Task description
Line by line, copy the data below exactly.

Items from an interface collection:
⁂

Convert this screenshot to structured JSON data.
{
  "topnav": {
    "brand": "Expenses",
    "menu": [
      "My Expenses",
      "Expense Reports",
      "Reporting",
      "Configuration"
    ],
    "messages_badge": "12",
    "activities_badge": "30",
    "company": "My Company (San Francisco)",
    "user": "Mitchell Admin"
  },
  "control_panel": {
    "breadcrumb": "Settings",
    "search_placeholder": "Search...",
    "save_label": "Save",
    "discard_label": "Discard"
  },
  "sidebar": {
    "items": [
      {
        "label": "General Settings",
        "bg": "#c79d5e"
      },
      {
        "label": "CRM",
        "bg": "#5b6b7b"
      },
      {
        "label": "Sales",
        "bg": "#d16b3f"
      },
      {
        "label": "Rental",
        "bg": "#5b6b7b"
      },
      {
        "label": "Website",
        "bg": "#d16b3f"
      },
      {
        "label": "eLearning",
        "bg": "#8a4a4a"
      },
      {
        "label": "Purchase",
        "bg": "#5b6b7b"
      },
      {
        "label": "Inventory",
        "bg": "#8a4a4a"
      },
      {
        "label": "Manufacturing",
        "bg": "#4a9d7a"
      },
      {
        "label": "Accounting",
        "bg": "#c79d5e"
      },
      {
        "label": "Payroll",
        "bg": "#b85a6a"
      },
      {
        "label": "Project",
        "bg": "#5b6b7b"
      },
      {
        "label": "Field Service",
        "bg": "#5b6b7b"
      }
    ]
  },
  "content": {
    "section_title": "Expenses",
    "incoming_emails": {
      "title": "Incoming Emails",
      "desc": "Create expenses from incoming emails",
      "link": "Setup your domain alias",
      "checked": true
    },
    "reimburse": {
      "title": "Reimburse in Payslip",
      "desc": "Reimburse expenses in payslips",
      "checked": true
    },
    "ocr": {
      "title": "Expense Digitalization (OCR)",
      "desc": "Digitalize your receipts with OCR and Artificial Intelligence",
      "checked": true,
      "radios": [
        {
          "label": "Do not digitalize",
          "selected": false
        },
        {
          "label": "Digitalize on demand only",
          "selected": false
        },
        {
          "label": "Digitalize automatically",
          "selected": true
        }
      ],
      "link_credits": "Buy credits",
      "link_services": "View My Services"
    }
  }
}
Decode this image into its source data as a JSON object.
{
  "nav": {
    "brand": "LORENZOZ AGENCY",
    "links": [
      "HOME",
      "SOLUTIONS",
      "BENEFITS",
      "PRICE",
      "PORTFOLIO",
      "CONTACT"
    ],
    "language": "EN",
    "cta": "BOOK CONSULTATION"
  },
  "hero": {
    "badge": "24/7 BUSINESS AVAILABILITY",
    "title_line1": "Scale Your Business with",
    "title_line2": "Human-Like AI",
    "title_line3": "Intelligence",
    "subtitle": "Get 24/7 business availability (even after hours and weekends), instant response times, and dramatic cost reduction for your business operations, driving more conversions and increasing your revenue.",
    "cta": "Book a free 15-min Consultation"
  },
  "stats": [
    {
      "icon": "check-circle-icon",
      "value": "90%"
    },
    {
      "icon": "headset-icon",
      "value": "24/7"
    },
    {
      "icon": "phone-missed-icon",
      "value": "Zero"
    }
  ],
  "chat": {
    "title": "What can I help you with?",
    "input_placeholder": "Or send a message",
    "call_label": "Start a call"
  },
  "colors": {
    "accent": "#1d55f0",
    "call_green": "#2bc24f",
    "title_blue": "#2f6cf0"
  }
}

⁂

Result for this exercise
Convert this screenshot to structured JSON data.
{
  "topnav": {
    "brand": "Expenses",
    "menu": [
      "My Expenses",
      "Expense Reports",
      "Reporting",
      "Configuration"
    ],
    "messages_badge": "12",
    "activities_badge": "30",
    "company": "My Company (San Francisco)",
    "user": "Mitchell Admin"
  },
  "control_panel": {
    "breadcrumb": "Settings",
    "search_placeholder": "Search...",
    "save_label": "Save",
    "discard_label": "Discard"
  },
  "sidebar": {
    "items": [
      {
        "label": "General Settings",
        "bg": "#c79d5e"
      },
      {
        "label": "CRM",
        "bg": "#5b6b7b"
      },
      {
        "label": "Sales",
        "bg": "#d16b3f"
      },
      {
        "label": "Rental",
        "bg": "#5b6b7b"
      },
      {
        "label": "Website",
        "bg": "#d16b3f"
      },
      {
        "label": "eLearning",
        "bg": "#8a4a4a"
      },
      {
        "label": "Purchase",
        "bg": "#5b6b7b"
      },
      {
        "label": "Inventory",
        "bg": "#8a4a4a"
      },
      {
        "label": "Manufacturing",
        "bg": "#4a9d7a"
      },
      {
        "label": "Accounting",
        "bg": "#c79d5e"
      },
      {
        "label": "Payroll",
        "bg": "#b85a6a"
      },
      {
        "label": "Project",
        "bg": "#5b6b7b"
      },
      {
        "label": "Field Service",
        "bg": "#5b6b7b"
      }
    ]
  },
  "content": {
    "section_title": "Expenses",
    "incoming_emails": {
      "title": "Incoming Emails",
      "desc": "Create expenses from incoming emails",
      "link": "Setup your domain alias",
      "checked": true
    },
    "reimburse": {
      "title": "Reimburse in Payslip",
      "desc": "Reimburse expenses in payslips",
      "checked": true
    },
    "ocr": {
      "title": "Expense Digitalization (OCR)",
      "desc": "Digitalize your receipts with OCR and Artificial Intelligence",
      "checked": true,
      "radios": [
        {
          "label": "Do not digitalize",
          "selected": false
        },
        {
          "label": "Digitalize on demand only",
          "selected": false
        },
        {
          "label": "Digitalize automatically",
          "selected": true
        }
      ],
      "link_credits": "Buy credits",
      "link_services": "View My Services"
    }
  }
}
Decode this image into its source data as a JSON object.
{
  "nav": {
    "brand": "LORENZOZ AGENCY",
    "links": [
      "HOME",
      "SOLUTIONS",
      "BENEFITS",
      "PRICE",
      "PORTFOLIO",
      "CONTACT"
    ],
    "language": "EN",
    "cta": "BOOK CONSULTATION"
  },
  "hero": {
    "badge": "24/7 BUSINESS AVAILABILITY",
    "title_line1": "Scale Your Business with",
    "title_line2": "Human-Like AI",
    "title_line3": "Intelligence",
    "subtitle": "Get 24/7 business availability (even after hours and weekends), instant response times, and dramatic cost reduction for your business operations, driving more conversions and increasing your revenue.",
    "cta": "Book a free 15-min Consultation"
  },
  "stats": [
    {
      "icon": "check-circle-icon",
      "value": "90%"
    },
    {
      "icon": "headset-icon",
      "value": "24/7"
    },
    {
      "icon": "phone-missed-icon",
      "value": "Zero"
    }
  ],
  "chat": {
    "title": "What can I help you with?",
    "input_placeholder": "Or send a message",
    "call_label": "Start a call"
  },
  "colors": {
    "accent": "#1d55f0",
    "call_green": "#2bc24f",
    "title_blue": "#2f6cf0"
  }
}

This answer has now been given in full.